> Work to be completed
Take each line from the entries that holds "make" and copy it out.

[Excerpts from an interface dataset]
++++

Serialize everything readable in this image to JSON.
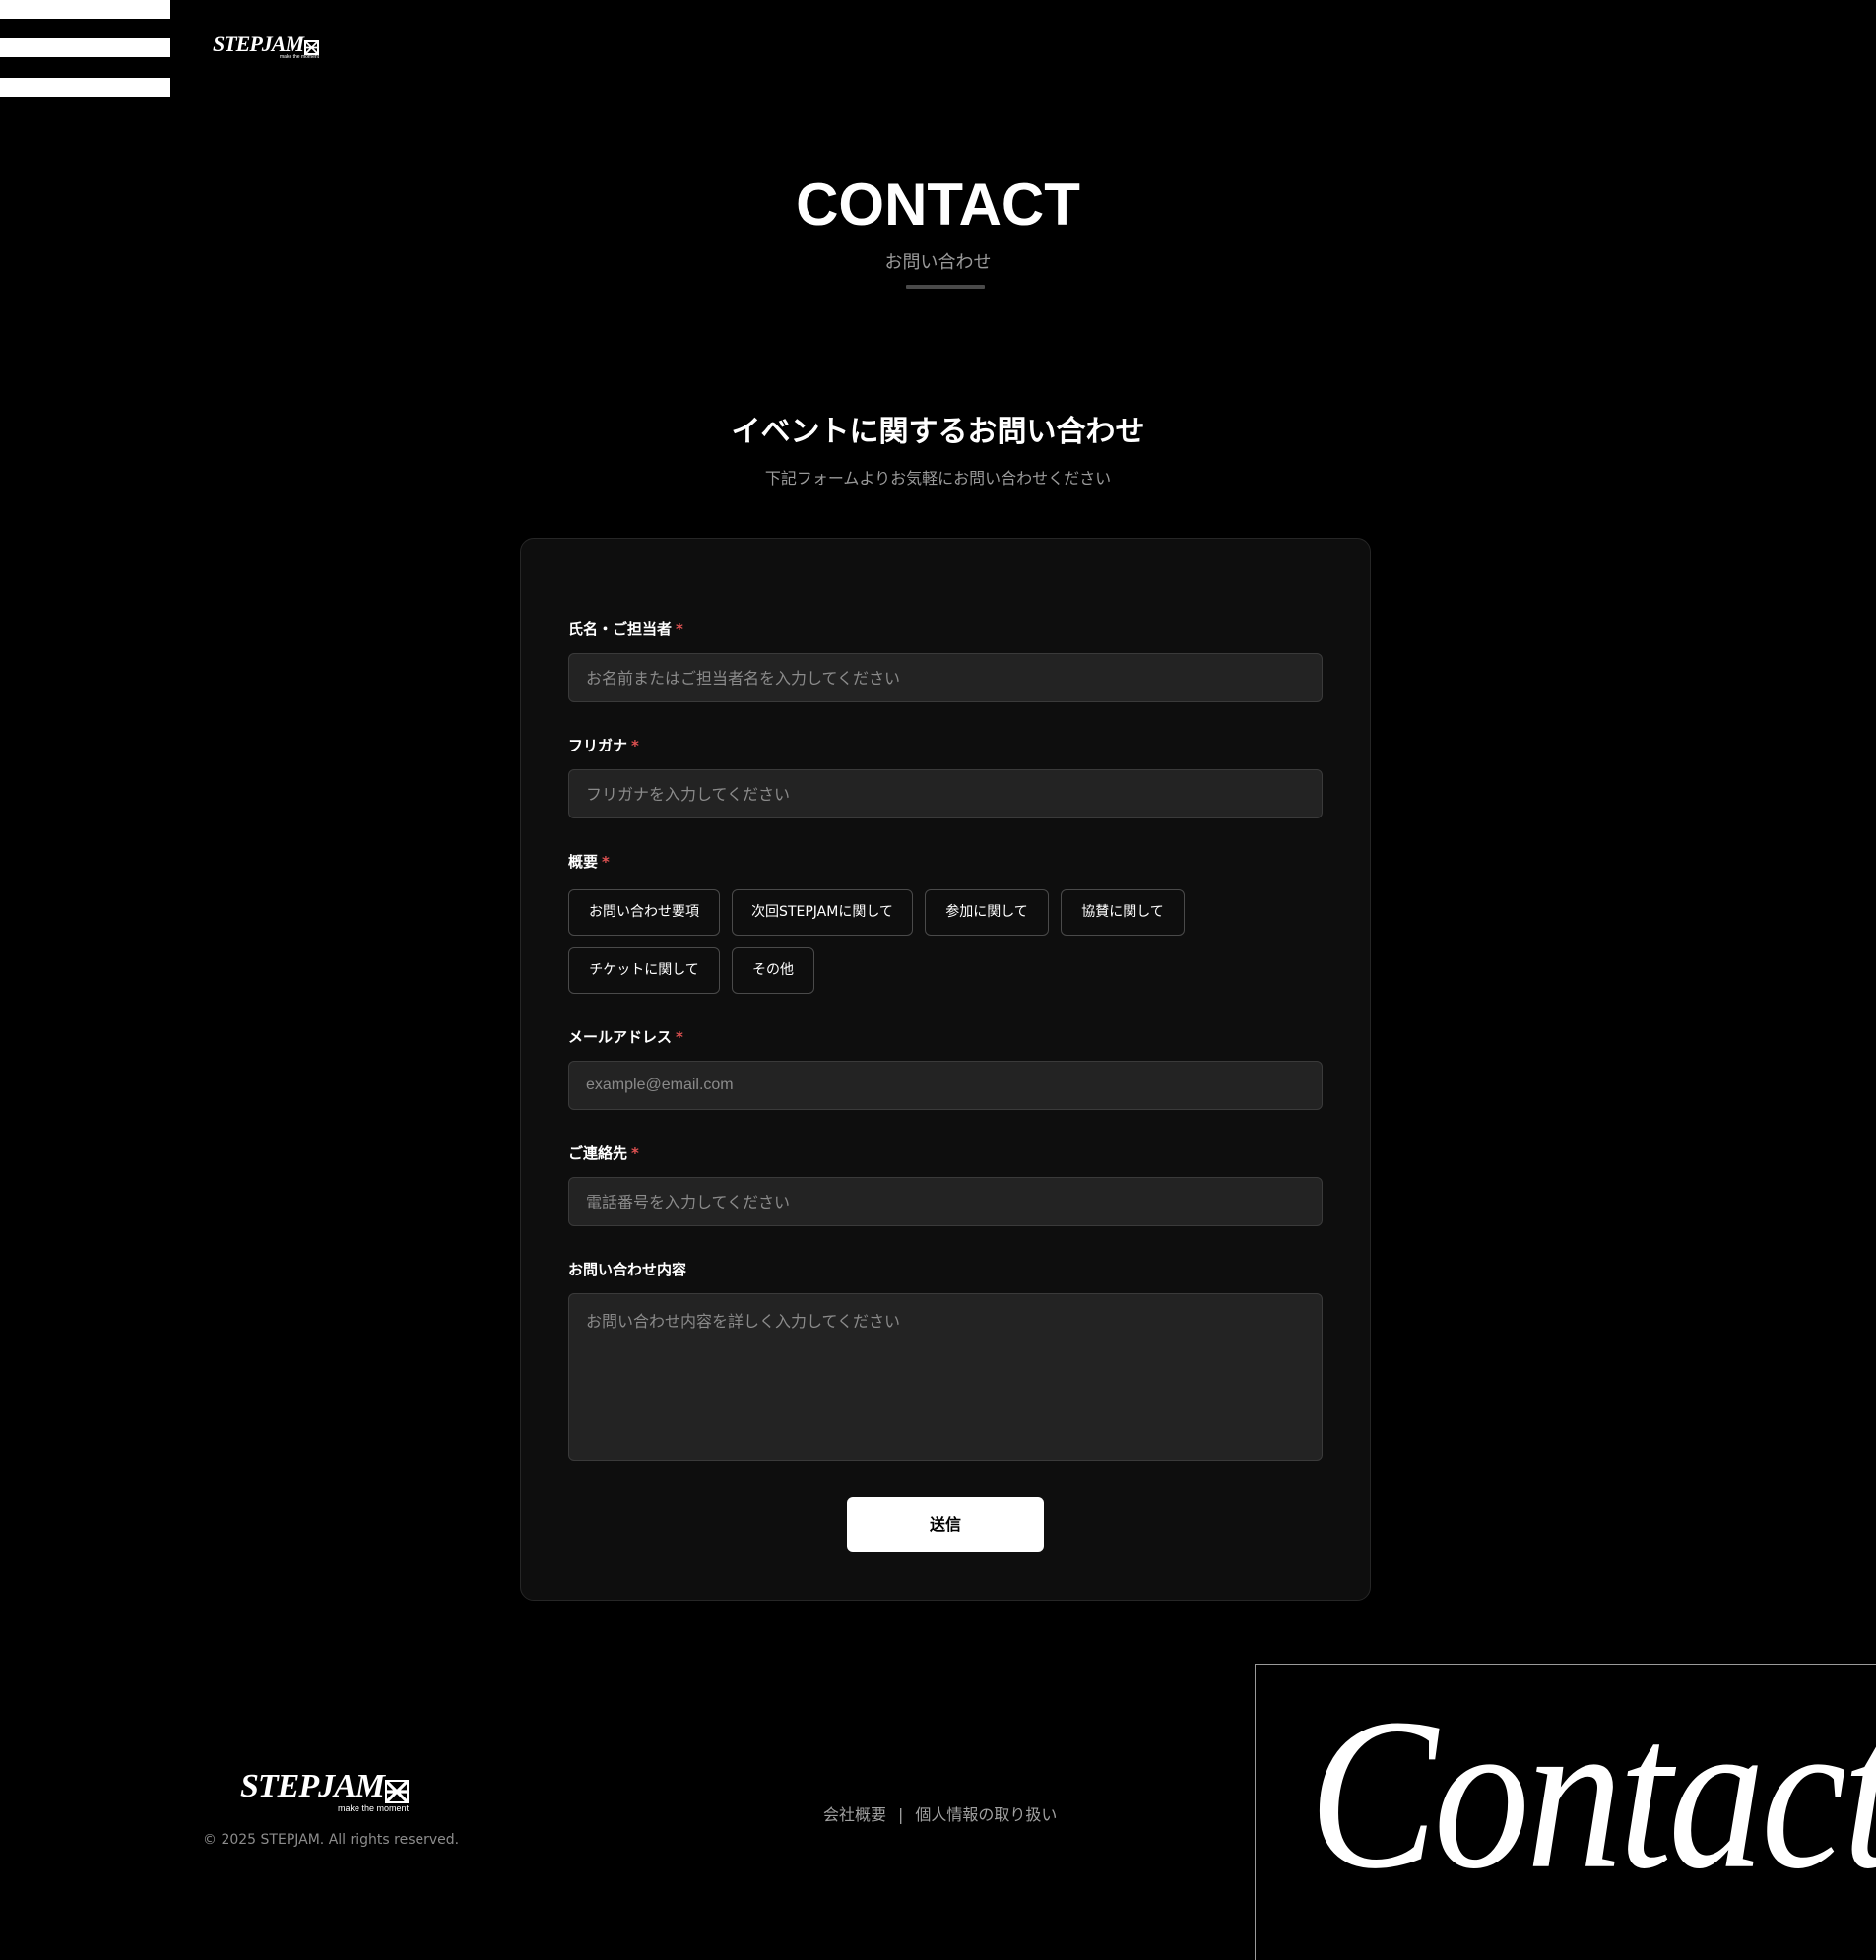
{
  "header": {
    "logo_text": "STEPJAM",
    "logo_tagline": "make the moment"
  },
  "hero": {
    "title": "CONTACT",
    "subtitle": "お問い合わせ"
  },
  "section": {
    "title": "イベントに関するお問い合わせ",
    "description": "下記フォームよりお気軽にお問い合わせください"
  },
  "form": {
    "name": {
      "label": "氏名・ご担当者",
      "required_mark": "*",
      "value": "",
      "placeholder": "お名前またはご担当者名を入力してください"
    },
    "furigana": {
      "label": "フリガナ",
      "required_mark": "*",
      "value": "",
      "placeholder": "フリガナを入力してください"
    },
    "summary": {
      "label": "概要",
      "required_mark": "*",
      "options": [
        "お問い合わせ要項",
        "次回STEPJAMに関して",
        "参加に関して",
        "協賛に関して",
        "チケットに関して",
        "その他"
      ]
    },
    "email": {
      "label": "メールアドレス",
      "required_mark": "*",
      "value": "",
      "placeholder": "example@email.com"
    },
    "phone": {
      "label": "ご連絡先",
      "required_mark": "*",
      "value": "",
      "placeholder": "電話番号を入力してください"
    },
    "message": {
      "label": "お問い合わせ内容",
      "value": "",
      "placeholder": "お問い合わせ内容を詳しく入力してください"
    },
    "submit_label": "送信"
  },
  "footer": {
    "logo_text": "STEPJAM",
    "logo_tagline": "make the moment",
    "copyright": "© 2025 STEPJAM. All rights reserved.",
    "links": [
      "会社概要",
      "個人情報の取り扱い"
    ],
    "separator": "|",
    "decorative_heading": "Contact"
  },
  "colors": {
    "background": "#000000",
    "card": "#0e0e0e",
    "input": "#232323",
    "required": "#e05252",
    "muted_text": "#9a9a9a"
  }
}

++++

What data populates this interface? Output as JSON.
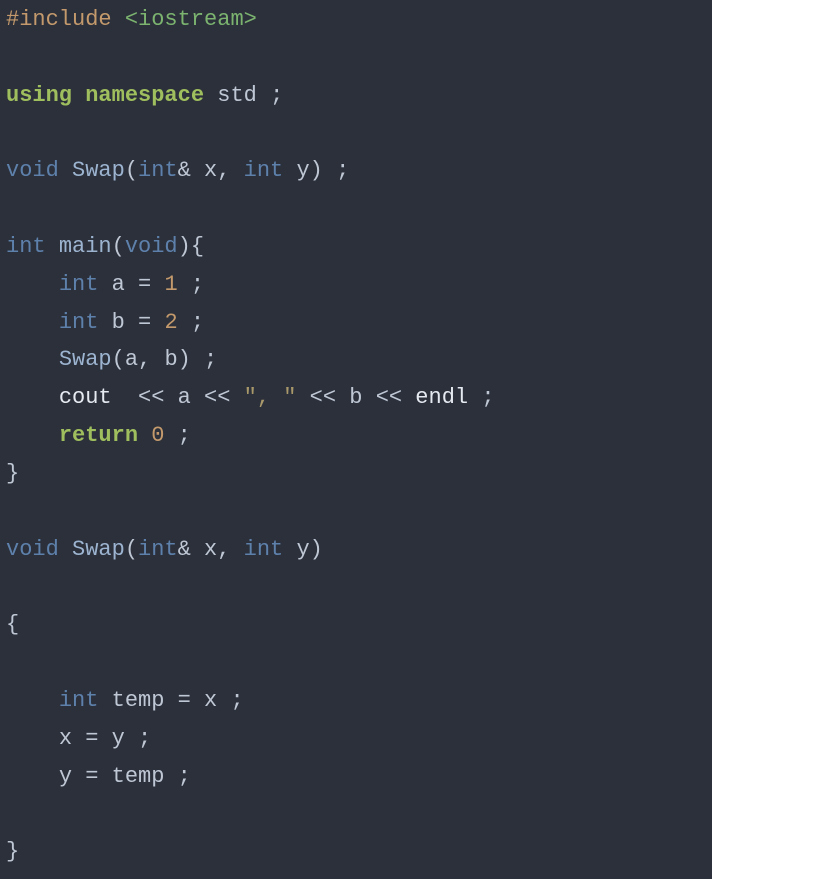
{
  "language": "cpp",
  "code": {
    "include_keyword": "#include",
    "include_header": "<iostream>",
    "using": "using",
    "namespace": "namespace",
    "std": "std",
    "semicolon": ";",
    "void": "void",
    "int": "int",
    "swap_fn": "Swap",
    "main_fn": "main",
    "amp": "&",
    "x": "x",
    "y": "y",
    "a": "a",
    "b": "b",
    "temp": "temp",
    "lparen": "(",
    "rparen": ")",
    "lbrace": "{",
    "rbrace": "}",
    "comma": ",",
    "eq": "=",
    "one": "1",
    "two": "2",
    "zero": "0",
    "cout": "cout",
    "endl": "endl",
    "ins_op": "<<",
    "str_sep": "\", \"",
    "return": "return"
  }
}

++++

> Written solution
    "logo_tagline": "make the moment"
    "logo_tagline": "make the moment",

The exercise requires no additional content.